Oral squamous cell carcinoma (OSCC) is a lethal disease, with rising incidence. In 2011, 6,767 new cases and 2,056 deaths occurred in the UK. Cancers are preceded by oral potentially malignant disorders (PMD), recognizable mucosal diseases harbouring increased, SCC risk offering clinicians a ‘therapeutic window’ to intervene. Contemporary practice remains unable to predict lesion behaviour or quantify malignant transformation (MT) risk. No clear management guidelines exist and the literature cannot determine whether early diagnosis and intervention prevents cancer. 773 laser treatments were performed between 1996 and 2014 in Newcastle Maxillofacial Surgery and efficacy of intervention examined by reviewing clinico-pathological details and clinical outcome for 590 PMD patients followed for a mean of 7.3yrs. Histopathology required ‘up-grading’ in 36% on examining excision specimens. 74.2% of patients were disease free (DF), younger patients with ‘low-grade’ dysplasia, whilst 9% exhibited persistent disease and were older with proliferative verrucous leukoplakia (PVL). DF status was less likely for erythroleukoplakia (p=0.022), ‘high-grade’ dysplasia (p<0.0001) and with lichenoid inflammation (P=0.028). In 12%, unexpected OSCC was identified, whilst 4.8% transformed to malignancy. Interventional laser surgery facilitates definitive diagnosis and treatment, allows early diagnosis of OSCC, identifies progressive disease and defines outcome categories. Evidence is lacking that intervention halts carcinogenesis. Multi-centre, prospective, RCTs are needed to confirm the efficacy of surgery.

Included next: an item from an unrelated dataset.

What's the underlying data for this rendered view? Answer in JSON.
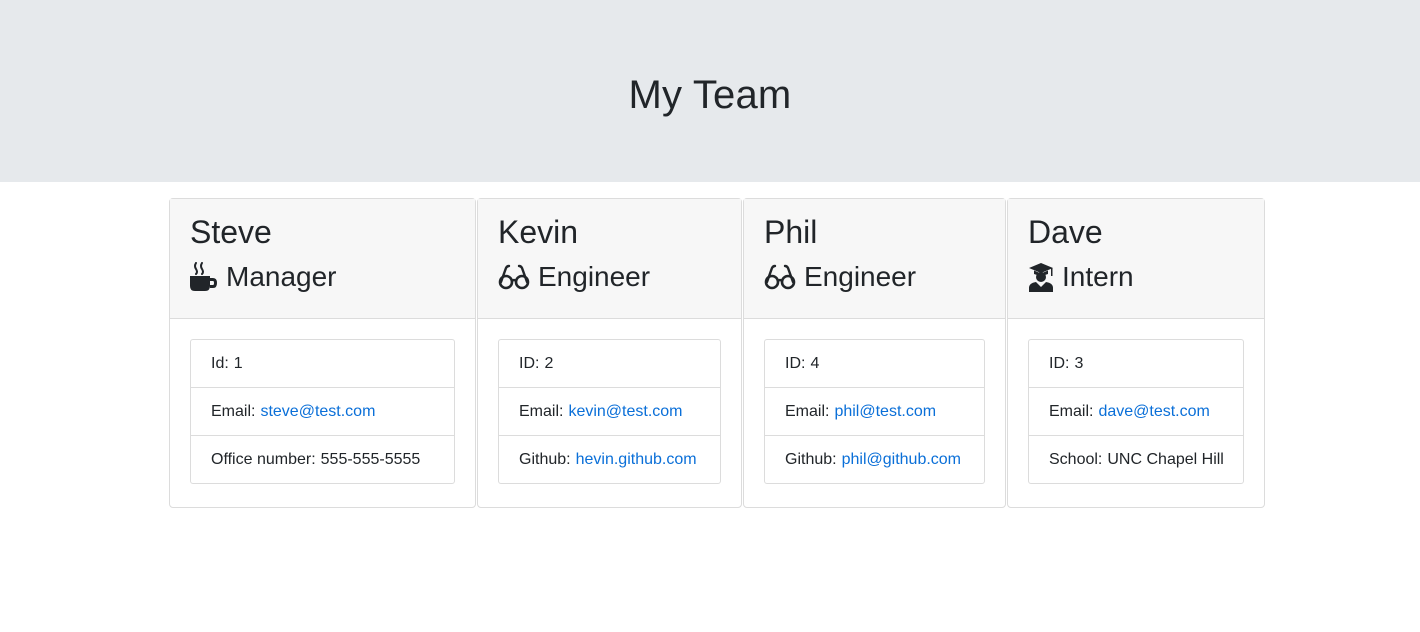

|Journal||International Journal of Oral & Maxillofacial surgery|
|Early online date||17 Nov 2016|
|Publication status||Published - Mar 2017|